They give the drummer (Paul Chuffo) some, during the bubbly rock/funk pattern witnessed on, “Revolution for Sale,” as the band personalizes a New Orleans shuffle groove amid a few shifty time signatures. The artists’ soften up the proceedings thanks to saxophonist, Ken Thomson’s breezy lines atop an off-kilter rock beat on, “Sweet Tooth, Bleeding Gums.” Moreover, electric guitarist, Ty Citerman beckons the listener to wake up and smell the metal, thanks to his blitzing crunch chords and scathing lead lines. However, each member of the band performs a vital role throughout this action packed affair. Recommended.
I grew up listening to mainstream '70s rock then ended up on the staff at the college paper at San Diego State, and volunteered to review heavy metal LPs. My second semester, the music editor dropped a Fenton Robinson LP on my desk, Night Flight. You like metal; they play guitar--he plays guitar, the editor told me

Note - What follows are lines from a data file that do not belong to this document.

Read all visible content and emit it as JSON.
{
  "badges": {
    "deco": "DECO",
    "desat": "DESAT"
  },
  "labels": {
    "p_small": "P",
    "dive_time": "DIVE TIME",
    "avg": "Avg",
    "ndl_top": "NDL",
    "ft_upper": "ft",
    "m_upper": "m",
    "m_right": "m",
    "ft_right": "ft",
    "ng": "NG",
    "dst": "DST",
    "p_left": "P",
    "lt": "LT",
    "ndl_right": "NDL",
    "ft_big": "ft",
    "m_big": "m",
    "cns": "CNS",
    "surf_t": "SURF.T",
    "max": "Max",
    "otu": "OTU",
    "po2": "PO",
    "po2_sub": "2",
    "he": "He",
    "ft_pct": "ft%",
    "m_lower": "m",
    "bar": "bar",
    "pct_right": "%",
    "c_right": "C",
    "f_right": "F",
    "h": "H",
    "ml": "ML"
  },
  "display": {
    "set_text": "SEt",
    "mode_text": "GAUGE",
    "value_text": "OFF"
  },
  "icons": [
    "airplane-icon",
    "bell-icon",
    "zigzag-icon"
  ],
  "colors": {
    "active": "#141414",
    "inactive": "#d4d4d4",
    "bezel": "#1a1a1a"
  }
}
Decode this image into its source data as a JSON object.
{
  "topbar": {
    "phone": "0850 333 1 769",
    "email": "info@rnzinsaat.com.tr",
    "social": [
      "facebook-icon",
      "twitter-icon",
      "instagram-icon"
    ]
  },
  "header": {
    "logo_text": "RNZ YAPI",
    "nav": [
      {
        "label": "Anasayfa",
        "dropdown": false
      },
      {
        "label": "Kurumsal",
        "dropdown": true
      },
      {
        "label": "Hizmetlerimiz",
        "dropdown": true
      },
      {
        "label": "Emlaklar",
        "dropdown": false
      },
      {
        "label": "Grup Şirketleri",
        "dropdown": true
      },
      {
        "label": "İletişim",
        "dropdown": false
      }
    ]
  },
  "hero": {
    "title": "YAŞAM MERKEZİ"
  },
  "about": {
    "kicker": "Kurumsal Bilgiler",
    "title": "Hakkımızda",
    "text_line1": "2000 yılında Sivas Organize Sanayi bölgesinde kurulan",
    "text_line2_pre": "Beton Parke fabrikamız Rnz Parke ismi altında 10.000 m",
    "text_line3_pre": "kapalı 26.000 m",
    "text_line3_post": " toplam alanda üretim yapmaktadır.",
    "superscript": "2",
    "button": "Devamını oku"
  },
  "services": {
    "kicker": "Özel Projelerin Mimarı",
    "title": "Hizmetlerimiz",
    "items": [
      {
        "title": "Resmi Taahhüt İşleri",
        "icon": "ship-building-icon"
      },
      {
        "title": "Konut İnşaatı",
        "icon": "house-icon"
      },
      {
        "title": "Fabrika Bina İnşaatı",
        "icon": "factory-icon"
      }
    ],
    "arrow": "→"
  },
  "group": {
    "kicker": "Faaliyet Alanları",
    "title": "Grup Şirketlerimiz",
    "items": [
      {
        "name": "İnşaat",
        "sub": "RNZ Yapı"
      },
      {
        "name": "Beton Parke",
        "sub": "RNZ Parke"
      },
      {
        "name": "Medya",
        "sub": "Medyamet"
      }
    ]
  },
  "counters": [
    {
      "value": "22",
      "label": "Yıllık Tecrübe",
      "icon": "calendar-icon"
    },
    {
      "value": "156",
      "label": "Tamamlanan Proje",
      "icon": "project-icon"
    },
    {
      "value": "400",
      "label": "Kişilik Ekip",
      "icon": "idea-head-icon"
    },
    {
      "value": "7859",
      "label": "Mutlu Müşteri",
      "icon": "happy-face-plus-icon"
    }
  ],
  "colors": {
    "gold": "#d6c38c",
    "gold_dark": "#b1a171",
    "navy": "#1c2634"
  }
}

I grew up listening to mainstream '70s rock then ended up on the staff at the college paper at San Diego State, and volunteered to review heavy metal LPs. My second semester, the music editor dropped a Fenton Robinson LP on my desk, Night Flight. You like metal; they play guitar--he plays guitar, the editor told me. If we don't run a review, Alligator Records is going to stop servicing us.
Night Flight opened up a whole new world for me--the blues led me, inevitably, to Basie, who led to Duke, who led to Mingus, who led to Miles, who led to ...